Process for Expunging Adult Criminal Records in Florida
Contrary to popular opinion, arrest and criminal conviction records do not simply disappear over time. You have to be proactive. There are multiple steps you must go through to obtain a court order to seal or expunge your past criminal history, the first being filing a request for a Certificate of Eligibility. The form can be obtained from the clerk of the court where you were convicted or it can be downloaded on the Florida Department of Law Enforcement (FDLE) website. If the form is approved by the FDLE after its own investigations, it does not guarantee that you will have your records expunged or sealed. Filling this request form is only the FIRST Step.
The next paragraph lists a few points to consider before submitting this application for a Certificate of Eligibility:
- Section A of the application must be completed (and signed) in the presence of a notary public.
- Before submitting the application, you must be fingerprinted by law enforcement personnel or a criminal justice agency of some kind and have an accompanying form filled out with your name, race, sex, birth date, social security number and signature on it. You can use the form FD 40-024, provided by the Florida Department of Law Enforcement, for this purpose.
- You must provide a certified "disposition of the case" that you're applying to have sealed/expunged. For this document, see the clerk of the court where you were convicted and request the disposition information. If yours was a Pre-trial Intervention case or other diversion program, then you'll want to get a certified letter of completion from the State Attorney's office, since a "certified disposition" may not exist for your case. Similarly, provide the court with a certified copy of your Termination of Probation if you were on probation previously.
- The application for a certificate of eligibility costs $75.00. A nonrefundable cashier's check or money order, made payable to the FDLE, is due at the time of application.
- If you want your record expunged, the state attorney or statewide prosecutor must complete Section B. Otherwise, the application will be processed as a sealing rather than an expunction.

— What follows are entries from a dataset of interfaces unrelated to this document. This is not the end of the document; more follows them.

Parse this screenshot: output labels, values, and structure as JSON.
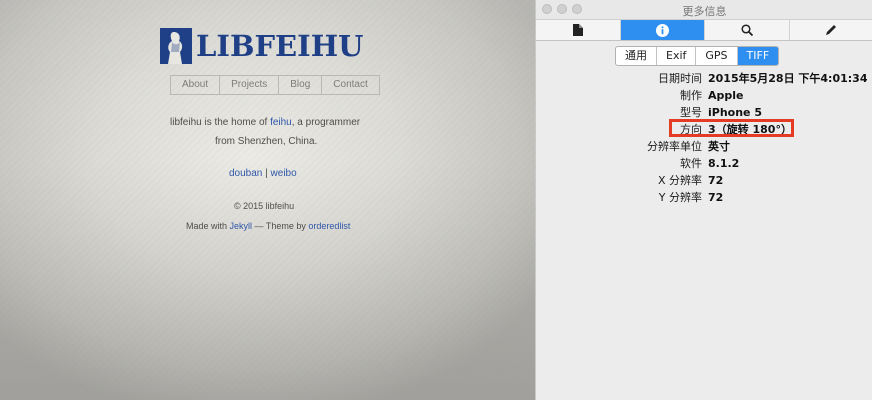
{
  "site": {
    "logo_text": "LIBFEIHU",
    "nav": [
      "About",
      "Projects",
      "Blog",
      "Contact"
    ],
    "intro_before": "libfeihu is the home of ",
    "intro_link": "feihu",
    "intro_after": ", a programmer",
    "intro_line2": "from Shenzhen, China.",
    "social": [
      "douban",
      "weibo"
    ],
    "social_sep": "|",
    "copyright": "© 2015 libfeihu",
    "made_with": "Made with ",
    "jekyll": "Jekyll",
    "theme_by": " — Theme by ",
    "theme_author": "orderedlist"
  },
  "panel": {
    "window_title": "更多信息",
    "toolbar_icons": [
      "file-icon",
      "info-icon",
      "search-icon",
      "pencil-icon"
    ],
    "active_toolbar_index": 1,
    "segments": [
      "通用",
      "Exif",
      "GPS",
      "TIFF"
    ],
    "active_segment": "TIFF",
    "rows": [
      {
        "label": "日期时间",
        "value": "2015年5月28日 下午4:01:34"
      },
      {
        "label": "制作",
        "value": "Apple"
      },
      {
        "label": "型号",
        "value": "iPhone 5"
      },
      {
        "label": "方向",
        "value": "3（旋转 180°）"
      },
      {
        "label": "分辨率单位",
        "value": "英寸"
      },
      {
        "label": "软件",
        "value": "8.1.2"
      },
      {
        "label": "X 分辨率",
        "value": "72"
      },
      {
        "label": "Y 分辨率",
        "value": "72"
      }
    ],
    "highlight_color": "#e53b24",
    "accent_color": "#2f8ff0"
  }
}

- The application must be complete and all the information in points 1 through 5 above must be complete when the application is submitted. If anything is missing (including the fingerprint form), the application will be returned and your application fee will be lost.
- As of June 1, 2010, the time it takes to receive a certificate or a denial letter is on average 40 days from the date of receipt of your application materials. There is NO expedited application process available at this time. This is important to consider if you are applying for any time-sensitive jobs or wanting to expunge your record for any reason that requires quick action.
Along with your Certificate of Eligibility for expunction, your petition to expunge your criminal history record is complete only when your sworn affidavit is included at the time of submission. The sworn statement must declare the following:
- That you have never been found guilty of a criminal offense,
- That you never been found guilty of any of the acts that stem directly from your arrest or the criminal activity that your petition is about,
- That you have never secured a sealing or expunction of a criminal history record before, whether from this jurisdiction or any other, unless the expunction you seek now is for a record that was sealed at least 10 years ago, AND
- That you are eligible for this expunction to the best of your knowledge or belief, and have no other similar petitions pending in any other court.
If all of the above information is provided to the court and the state attorney or statewide prosecutor is served the completed petition, then your work is done. The court will make its decision about your case, and if you win, the Clerk of the Court will certify copies of the decision to all relevant parties. It's the responsibility of the arresting agencies to forward the order to seal/expunge to any other relevant agencies as well as the F.B.I.
For more articles on Florida expunctions, click on the following: